Chicago Charter Puts Seattle Schools To Shame
Seattle Schools is applying for federal funding to target three failing schools with large minority populations. Cleveland High, Hawthorne Elementary and West Seattle Elementary are on the state’s lowest-performing list, making them eligible for federal grants of up to $2 million a year.
At all three schools, the district plans to pilot a new evaluation system for teachers, in which teachers will be judged in part according to how much their students learn.
Should teachers be evaluated? I think we need to know if a teacher is not effective in the classroom. On the other hand, do teachers have all the resources to successfully teach students?

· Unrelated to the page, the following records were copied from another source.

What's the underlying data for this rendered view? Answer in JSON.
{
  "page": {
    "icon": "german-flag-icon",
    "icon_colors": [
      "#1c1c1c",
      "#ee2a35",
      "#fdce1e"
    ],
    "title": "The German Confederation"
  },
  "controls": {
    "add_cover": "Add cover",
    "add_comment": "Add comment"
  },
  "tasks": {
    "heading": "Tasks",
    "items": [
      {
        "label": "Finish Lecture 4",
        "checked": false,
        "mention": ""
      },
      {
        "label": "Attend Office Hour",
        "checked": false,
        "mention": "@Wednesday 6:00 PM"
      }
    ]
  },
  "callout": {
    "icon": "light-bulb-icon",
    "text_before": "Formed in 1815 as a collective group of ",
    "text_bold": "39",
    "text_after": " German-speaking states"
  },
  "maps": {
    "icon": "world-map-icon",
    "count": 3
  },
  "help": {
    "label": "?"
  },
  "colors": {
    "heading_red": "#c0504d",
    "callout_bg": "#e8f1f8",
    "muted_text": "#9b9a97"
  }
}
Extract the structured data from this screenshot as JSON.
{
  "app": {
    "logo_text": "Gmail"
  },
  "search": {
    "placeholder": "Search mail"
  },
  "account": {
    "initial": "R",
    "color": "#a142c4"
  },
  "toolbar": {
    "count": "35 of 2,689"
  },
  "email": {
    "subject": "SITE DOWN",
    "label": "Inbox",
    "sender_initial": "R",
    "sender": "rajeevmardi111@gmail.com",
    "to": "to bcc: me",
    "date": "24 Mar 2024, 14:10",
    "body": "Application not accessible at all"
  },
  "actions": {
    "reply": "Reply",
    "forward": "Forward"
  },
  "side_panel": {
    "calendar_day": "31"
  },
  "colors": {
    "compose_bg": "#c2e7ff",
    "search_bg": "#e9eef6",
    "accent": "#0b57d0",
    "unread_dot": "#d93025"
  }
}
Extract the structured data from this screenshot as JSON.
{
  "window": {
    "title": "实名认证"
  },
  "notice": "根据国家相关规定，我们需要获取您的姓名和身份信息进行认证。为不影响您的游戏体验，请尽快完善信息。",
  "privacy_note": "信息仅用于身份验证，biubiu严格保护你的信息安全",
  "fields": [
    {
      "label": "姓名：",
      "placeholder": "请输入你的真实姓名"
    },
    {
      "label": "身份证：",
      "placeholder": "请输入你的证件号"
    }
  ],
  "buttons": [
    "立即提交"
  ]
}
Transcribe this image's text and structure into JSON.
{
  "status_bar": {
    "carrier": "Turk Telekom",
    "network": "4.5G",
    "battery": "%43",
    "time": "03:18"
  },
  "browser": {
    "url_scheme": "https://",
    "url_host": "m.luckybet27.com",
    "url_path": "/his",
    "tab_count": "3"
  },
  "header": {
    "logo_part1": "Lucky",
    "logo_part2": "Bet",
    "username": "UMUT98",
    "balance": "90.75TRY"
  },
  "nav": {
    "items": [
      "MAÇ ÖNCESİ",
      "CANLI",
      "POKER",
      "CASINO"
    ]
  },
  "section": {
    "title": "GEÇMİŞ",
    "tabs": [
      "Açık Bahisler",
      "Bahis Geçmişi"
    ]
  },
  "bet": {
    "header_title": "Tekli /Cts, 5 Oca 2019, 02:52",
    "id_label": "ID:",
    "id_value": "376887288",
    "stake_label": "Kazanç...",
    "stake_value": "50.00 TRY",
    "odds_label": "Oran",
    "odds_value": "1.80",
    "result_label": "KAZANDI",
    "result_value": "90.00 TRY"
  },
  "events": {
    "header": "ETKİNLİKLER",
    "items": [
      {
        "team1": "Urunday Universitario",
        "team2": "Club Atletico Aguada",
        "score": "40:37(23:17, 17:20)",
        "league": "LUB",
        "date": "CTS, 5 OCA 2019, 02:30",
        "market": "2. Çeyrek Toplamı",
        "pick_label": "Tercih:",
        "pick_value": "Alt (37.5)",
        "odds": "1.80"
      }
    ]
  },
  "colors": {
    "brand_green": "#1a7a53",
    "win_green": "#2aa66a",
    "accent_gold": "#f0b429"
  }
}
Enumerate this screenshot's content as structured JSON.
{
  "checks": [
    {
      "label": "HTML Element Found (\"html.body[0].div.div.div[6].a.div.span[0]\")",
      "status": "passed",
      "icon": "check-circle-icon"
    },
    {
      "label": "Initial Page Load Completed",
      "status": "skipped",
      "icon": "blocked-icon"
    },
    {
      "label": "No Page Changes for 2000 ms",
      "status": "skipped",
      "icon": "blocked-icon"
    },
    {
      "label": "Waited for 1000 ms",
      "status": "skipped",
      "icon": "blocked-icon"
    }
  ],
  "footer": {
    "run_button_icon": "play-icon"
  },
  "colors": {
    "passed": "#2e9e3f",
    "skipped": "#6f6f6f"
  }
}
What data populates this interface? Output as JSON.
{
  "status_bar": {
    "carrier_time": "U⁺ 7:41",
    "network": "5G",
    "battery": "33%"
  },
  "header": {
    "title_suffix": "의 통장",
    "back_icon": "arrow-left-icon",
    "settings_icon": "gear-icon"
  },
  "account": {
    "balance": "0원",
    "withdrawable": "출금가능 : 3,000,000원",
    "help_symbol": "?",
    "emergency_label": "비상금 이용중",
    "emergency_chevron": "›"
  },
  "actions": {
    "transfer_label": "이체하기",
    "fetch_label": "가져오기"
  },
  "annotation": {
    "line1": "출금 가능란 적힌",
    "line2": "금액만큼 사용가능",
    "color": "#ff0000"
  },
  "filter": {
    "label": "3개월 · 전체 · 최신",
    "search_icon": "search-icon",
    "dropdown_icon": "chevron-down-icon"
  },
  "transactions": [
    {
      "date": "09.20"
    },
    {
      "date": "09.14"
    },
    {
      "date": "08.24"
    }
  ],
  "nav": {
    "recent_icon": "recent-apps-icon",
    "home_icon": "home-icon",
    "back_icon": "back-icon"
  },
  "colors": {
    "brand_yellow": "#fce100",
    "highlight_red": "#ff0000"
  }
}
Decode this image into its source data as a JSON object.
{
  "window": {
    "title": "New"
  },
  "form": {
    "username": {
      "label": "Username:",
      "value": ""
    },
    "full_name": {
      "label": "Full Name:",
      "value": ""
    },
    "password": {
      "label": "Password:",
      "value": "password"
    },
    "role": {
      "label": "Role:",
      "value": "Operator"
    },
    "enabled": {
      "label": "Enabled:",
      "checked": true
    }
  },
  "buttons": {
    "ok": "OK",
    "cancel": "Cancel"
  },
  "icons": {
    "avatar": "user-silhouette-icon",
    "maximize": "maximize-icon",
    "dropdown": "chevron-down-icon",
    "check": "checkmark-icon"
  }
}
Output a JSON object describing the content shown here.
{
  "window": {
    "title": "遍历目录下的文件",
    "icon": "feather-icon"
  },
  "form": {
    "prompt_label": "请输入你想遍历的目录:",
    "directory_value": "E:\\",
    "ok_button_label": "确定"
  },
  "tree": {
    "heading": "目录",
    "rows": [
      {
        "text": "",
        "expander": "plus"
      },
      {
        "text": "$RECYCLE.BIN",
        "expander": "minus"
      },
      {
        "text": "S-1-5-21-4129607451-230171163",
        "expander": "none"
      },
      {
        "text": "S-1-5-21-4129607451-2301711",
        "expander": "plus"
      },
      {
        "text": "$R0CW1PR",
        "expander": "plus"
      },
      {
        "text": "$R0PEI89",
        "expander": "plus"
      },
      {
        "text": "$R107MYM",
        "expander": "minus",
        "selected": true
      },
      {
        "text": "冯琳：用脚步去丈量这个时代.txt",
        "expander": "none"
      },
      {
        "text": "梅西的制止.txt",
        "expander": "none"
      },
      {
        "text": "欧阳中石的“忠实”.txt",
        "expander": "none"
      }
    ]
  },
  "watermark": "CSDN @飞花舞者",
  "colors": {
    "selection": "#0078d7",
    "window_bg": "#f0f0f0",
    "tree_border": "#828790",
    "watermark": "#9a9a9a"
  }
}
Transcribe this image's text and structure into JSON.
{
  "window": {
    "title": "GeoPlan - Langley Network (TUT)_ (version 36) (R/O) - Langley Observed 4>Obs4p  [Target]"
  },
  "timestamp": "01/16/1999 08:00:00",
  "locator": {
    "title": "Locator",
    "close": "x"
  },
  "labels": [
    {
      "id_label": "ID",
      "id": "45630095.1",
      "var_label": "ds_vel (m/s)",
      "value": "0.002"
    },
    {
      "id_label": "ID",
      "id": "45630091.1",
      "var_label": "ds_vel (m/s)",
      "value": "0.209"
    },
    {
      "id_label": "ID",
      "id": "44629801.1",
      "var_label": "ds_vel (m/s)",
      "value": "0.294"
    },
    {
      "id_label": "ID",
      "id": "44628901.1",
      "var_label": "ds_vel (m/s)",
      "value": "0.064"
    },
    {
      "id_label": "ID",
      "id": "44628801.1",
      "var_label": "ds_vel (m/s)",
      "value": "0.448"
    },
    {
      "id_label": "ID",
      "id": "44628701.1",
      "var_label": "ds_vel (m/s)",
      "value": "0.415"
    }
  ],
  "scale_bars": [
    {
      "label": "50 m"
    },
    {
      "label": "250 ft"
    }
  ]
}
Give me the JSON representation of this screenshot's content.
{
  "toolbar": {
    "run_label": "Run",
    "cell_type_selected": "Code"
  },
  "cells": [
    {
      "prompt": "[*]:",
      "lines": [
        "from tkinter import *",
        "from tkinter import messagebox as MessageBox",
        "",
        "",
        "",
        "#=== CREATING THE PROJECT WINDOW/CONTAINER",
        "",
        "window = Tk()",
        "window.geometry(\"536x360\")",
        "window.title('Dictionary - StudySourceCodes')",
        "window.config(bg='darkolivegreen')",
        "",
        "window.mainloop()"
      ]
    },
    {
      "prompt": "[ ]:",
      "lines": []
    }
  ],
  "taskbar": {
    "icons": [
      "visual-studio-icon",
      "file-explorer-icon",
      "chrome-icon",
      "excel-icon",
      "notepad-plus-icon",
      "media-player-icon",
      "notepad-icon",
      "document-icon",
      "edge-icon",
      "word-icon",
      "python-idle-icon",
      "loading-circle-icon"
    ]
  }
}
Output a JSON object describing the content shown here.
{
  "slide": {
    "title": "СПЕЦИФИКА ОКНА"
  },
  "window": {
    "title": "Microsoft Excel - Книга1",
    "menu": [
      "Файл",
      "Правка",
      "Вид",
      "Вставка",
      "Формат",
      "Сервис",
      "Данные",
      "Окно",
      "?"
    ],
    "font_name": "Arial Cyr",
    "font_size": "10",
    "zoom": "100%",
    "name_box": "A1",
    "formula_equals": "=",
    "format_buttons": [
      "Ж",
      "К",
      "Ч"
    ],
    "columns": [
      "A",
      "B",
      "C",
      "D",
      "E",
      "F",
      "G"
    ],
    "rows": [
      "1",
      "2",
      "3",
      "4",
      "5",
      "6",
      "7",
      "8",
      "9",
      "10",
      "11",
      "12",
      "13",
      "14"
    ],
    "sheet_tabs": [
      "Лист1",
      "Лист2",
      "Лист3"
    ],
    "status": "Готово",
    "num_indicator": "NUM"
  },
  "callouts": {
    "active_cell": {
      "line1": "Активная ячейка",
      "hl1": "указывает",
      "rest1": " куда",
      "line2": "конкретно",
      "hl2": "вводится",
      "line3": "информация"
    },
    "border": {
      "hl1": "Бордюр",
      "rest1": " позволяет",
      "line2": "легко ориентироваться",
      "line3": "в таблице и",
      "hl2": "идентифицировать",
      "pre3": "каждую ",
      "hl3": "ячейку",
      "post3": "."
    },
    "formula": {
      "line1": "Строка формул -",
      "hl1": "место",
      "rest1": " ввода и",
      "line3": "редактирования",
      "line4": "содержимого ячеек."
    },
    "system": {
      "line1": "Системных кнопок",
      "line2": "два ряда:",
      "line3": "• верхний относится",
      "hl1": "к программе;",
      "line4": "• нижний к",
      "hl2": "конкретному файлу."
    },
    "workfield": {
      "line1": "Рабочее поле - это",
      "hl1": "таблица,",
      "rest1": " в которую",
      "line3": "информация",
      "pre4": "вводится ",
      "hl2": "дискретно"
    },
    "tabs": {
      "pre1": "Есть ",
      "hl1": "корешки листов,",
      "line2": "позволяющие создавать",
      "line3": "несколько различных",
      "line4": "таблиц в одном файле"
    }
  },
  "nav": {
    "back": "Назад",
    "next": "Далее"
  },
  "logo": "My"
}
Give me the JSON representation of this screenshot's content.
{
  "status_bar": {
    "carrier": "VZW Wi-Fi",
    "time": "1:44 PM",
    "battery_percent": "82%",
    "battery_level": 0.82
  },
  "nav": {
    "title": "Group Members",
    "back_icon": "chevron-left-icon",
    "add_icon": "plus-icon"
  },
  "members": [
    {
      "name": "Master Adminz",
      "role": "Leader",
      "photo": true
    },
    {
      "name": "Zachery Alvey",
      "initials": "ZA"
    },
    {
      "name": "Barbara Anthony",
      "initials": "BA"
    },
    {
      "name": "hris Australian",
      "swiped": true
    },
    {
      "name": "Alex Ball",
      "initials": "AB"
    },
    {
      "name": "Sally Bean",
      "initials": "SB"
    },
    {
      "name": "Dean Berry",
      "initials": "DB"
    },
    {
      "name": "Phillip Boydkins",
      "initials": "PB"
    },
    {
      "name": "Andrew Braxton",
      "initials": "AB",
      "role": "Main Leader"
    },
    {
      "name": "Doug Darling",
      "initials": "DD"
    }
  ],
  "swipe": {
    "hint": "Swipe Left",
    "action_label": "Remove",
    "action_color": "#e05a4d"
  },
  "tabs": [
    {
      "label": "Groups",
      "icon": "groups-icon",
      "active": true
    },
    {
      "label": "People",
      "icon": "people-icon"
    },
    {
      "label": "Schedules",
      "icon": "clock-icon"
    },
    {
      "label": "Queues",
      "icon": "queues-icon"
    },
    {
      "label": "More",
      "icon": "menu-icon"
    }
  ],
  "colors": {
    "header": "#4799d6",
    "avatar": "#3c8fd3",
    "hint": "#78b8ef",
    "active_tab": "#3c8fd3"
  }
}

I know a few teachers in Seattle who say “no”. Severe budget cuts the past ten years have stripped resources, materials and staff to unacceptable lows- yet the demands on teachers to reduce the education gap, get students to pass standardized tests, graduate to the next grade level and leave high school with a diploma continue to rise.
But Seattle Schools says it aims to prepare kids for the future.
And how exactly are they doing that?
School officials have spent years traveling the country looking at successful models of teaching minority students as successfully as their white counterparts, but they rarely ever pick one and stick to it long enough to see whether it really works.
An attempt to open charter schools in Seattle and across the state was met with almost irrational opposition. Voters were so convinced Black and other minority students would be mis-educated or taken advantage of, the battle was over before it was fought. It didn’t help that Seattle’s failed African American Academy, well, failed.
It was supposed to successfully educate Black children where other schools couldn’t. It didn’t. It was supposed to be a model for success. Instead critics used it as an example of why schools targeting specific populations are a waste of tax dollars.
Even though Seattle continues to struggle, there are examples all over the country of successful charter models that do have success getting students past a diploma and into college. That’s what public education should do- have every student college-bound. We don’t send our kids to high school so they can leave with a diploma and find a random job making minimum wage.
Chicago’s Urban Prep Academy Charter High School made history when it opened in 2006 as the first all-boys charter school in the nation, determined to take African-American boys from “tough backgrounds” and get them into college.
Four years ago, every member of the freshman class was given a wrist watch and told they had no excuse to be late for class.
Now those students are seniors in Urban Prep’s first graduating class. They are the true test. Did a new model of teaching and a new level of rigor get at least some of these kids into college?
Of the 107 students, how many do you think have been accepted to a 4 year college?
None? Half? Half would be good, right, I mean, it is their very first graduating class.
But it isn’t half of the class. It isn’t even two thirds. It’s all of them. Yes, all 107 students in the senior class and Urban Prep have been accepted to at least one, four year college.
In four years this college figured out what needed to be done to achieve student success. Then they figured out how to do it. Then they did it.
They have a recipe for success, while Seattle Schools can’t even find the kitchen.